The sooner you clean your wok, the easier it will be to get up any burned-on bits, say experts. Plus, if you wait too long, liquids and acidic ingredients can cause a wok to rust, says Huang. Use water and a spatula to loosen and scrape off any remaining bits of food. Then scrub the surface clean, rinsing with warm water as you work. Note that over time the wok will develop a patina, so don’t expect it to stay shiny and silver-colored.
2. Scrub it with a bamboo brush
If you cook in a wok often, the pros recommend a bamboo brush (Buy from Amazon, $14.98) for daily cleaning. “I like using a bamboo brush because your hand doesn’t have to make contact with what you’re scrubbing,” says Dan Seto, the content creator behind Chinese Canadian Roots TV. “I find a bamboo brush can clean faster because it covers more area than a regular brush or a sponge.” But a typical sponge with a scrubbing pad is also fine to use . However, “don’t scrub so hard that you remove the coating,” says Huang, who discourages using metal scourers that can easily remove the natural patina of the wok.
3. If it’s extra greasy, use a little soap
The common wisdom is not to use soap to clean a wok, but in his popular wok cleaning video below, J. Kenji López-Alt, the author of The Wok: Recipes and Techniques says it’s okay to use a little if the pan is excessively greasy. Seto agrees, “The woks at my family’s restaurants were cleaned with heavy detergents, and there was no harm done,” he points out. “But generally, I find you don’t need to use any soap to clean the wok for home cooking. Once in a while, I use a mild liquid dish soap when I stir fry with thick sauces.”
Once the wok is clean, it’s critical to dry it thoroughly — and the easiest way to do this is on the stove. “After washing, place [the wok] back on the burner to dry to prevent any rusting, that’s best practice,” says Huang. Heat on low until all moisture evaporates.

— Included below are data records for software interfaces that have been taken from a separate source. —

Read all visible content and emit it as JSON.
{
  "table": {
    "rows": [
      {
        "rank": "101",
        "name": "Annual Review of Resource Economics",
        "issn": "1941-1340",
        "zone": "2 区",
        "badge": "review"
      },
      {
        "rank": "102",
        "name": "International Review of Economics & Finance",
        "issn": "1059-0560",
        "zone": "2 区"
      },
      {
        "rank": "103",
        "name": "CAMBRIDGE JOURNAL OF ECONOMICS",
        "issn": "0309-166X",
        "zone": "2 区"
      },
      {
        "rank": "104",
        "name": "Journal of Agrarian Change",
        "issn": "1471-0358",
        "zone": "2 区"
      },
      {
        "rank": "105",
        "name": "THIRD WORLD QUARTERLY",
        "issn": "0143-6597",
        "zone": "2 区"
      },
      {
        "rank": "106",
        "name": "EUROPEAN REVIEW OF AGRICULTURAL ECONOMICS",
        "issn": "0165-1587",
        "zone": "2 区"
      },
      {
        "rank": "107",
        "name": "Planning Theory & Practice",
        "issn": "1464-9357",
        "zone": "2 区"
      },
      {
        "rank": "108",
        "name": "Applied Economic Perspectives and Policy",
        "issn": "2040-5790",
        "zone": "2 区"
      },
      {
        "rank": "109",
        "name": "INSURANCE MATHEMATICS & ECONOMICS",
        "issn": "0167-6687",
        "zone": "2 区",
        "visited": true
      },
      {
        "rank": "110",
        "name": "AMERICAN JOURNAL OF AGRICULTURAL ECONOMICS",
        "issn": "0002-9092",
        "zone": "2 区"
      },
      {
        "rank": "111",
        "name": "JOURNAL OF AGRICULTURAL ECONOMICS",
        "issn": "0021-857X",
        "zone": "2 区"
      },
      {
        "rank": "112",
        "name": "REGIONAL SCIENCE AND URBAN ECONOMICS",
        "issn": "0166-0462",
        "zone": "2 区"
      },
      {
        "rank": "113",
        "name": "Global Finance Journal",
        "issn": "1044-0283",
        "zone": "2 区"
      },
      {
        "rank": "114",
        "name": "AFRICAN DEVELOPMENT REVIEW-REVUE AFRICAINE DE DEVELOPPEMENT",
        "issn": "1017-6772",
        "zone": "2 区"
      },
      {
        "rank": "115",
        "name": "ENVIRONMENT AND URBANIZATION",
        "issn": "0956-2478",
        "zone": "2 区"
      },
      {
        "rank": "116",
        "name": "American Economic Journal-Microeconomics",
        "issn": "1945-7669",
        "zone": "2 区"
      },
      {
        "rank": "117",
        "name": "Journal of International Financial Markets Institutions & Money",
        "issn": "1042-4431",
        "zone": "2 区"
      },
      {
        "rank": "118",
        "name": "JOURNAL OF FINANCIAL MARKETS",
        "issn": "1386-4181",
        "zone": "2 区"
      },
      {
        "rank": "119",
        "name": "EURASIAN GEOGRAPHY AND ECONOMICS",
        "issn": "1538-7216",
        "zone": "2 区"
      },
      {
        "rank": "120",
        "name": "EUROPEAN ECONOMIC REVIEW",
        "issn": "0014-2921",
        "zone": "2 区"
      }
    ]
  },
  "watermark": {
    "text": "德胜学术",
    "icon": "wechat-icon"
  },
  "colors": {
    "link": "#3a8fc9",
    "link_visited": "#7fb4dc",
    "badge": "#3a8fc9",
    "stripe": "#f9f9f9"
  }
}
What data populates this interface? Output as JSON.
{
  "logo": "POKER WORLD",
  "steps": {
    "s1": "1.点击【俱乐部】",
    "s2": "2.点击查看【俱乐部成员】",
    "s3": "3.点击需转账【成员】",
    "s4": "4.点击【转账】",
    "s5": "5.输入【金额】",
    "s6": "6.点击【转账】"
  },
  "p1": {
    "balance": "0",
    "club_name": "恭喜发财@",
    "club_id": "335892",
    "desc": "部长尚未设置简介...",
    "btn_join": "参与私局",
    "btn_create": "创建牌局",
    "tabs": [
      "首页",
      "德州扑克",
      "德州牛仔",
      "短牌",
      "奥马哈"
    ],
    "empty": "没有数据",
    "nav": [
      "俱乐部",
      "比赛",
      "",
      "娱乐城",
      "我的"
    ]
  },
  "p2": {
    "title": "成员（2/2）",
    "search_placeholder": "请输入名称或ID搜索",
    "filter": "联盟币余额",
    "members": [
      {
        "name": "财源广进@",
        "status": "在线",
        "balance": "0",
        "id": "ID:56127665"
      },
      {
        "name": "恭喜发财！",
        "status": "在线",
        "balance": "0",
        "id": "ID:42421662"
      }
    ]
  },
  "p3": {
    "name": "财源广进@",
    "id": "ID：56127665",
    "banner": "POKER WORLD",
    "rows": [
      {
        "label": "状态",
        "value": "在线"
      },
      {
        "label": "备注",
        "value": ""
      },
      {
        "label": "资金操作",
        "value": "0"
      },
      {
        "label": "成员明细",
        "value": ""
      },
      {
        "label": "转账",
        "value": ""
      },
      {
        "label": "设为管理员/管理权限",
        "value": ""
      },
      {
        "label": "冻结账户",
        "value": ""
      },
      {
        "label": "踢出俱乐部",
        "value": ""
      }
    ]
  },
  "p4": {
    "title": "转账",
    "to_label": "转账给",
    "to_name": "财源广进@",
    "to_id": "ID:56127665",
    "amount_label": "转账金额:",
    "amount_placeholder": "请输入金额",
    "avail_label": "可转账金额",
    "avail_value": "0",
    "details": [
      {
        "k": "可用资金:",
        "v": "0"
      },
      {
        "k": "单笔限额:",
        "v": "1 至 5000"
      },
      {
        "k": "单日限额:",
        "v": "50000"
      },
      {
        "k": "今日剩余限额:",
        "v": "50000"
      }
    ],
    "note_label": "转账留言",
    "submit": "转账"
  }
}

4. Once it’s dry, rub on a little oil
Add a scant teaspoon of plain vegetable oil to the warm dry pan and rub it into the wok with a thick pad of paper towels (being careful not to touch the hot pan!). Then, use a clean, dry paper towel to soak up any excess oil. López-Alt says to think of it almost as if you had just made a mistake and are trying to get that oil back off. “Take care not to scratch the wok when storing,” Huang cautions. You can avoid that by not stacking anything on top of it.
How to deep clean a wok to remove burnt-on food
Seto learned this trick for removing burnt-on food from a professional Chinese cook: Instead of using hot water to loosen the food, use vegetable oil and salt. “The great thing about using salt for cleaning a wok is that it’s a natural product and doesn’t leave a harmful residue,” says Seto. Here’s how: Turn the burner heat to medium high and add about 3 tablespoons of oil. When the oil starts to bubble, swirl the oil around the pan and add 5 to 6 tablespoons of salt to the pan then turn off the heat. Fold up a few paper towels and use a pair of cooking tongs to grasp the towels and rub the salt into the burnt-on food. Once you’ve loosened all the food, dump the salt, oil, food bits and dirty paper towels into the garbage and wash as described above. Watch the tip in action below:
What about other types of woks?
Cast iron woks are less common (and heavy!), but if you have one, you can follow the same advice for a carbon steel wok listed above.
If you have a non-stick wok, steer clear of abrasive scrubbing techniques — stick to a sponge that’s safe to use on non-stick coatings and avoid stacking anything inside.
If you have a flat-bottomed wok designed for an electric stove, you’ll also want to pay attention to the underside to make sure that there are no rough bits that could scratch your cooktop.
For more cookware cleaning tips, click through: